Day at the Museum
Yesterday we headed to the Philadelphia Museum of Art for Renoir Landscapes, a show of the Impressionist master's scenes of nature.
Yesterday I fell in love again. The exhibit reminded me that the Impressionists created the modern idea of nature. Their artwork continues to inform our beliefs about and approach to the natural environment, even if most of us don’t realize it.
The exhibit began with photographs of Paris and its environs in the mid-1850’s. Just as we are today, people 150 years ago were obsessed with the latest technology, and at that time it was the railroads. Trains made Impressionism possible, the curator of the exhibit said on a recorded message, because it made remote locations accessible to urbanites. For the first time Parisians saw the countryside, and they brought their ideas back to the city. City dwellers began planting gardens, and planners established public parks for the first time.

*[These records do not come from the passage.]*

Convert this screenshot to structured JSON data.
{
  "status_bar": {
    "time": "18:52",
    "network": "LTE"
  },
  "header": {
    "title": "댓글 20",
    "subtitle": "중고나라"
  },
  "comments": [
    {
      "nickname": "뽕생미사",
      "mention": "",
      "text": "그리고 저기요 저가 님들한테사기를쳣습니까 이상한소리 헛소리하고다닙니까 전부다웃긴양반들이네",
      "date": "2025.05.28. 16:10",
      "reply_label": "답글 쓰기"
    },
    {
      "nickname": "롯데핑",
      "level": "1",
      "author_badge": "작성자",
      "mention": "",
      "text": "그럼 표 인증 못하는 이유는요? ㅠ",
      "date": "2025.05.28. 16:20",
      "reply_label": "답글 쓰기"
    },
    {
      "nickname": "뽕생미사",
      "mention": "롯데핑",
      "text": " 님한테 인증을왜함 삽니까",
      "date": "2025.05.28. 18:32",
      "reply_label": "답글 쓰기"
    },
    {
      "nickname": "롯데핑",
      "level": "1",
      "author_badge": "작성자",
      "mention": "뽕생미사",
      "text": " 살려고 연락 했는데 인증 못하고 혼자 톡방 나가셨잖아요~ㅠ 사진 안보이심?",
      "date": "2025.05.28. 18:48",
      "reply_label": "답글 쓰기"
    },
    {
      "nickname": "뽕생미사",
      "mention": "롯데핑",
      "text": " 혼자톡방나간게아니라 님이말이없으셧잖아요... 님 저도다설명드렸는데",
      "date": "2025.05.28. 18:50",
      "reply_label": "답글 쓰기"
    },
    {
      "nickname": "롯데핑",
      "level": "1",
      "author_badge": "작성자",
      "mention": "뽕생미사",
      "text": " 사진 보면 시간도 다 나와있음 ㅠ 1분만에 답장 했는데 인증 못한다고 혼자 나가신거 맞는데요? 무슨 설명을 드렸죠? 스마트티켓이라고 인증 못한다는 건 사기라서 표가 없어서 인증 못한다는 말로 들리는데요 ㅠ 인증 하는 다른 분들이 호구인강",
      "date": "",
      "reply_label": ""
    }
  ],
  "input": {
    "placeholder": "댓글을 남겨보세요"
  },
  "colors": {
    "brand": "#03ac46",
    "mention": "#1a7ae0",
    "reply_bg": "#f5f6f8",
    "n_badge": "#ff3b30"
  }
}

Dad most enjoyed watching Renoir grow and change through the years. Renoir hit his artistic prime in his mid-30s to early-40s, although he continued to paint until he died. He completed the last painting in the exhibit only a few years before he died. His family taped brushes to his hands so he could continue to paint despite debilitating rheumatoid arthritis.
Among my favorite paintings in the show were The Wave (top) and Claude Monet Painting in His Garden at Argenteuil (right, c. 1873). Renoir also painted when he traveled: he visited Venice, Naples and the French colony of Algeria. The Jardin d’Essai, Algiers (1881) reminded me of Costa Rica.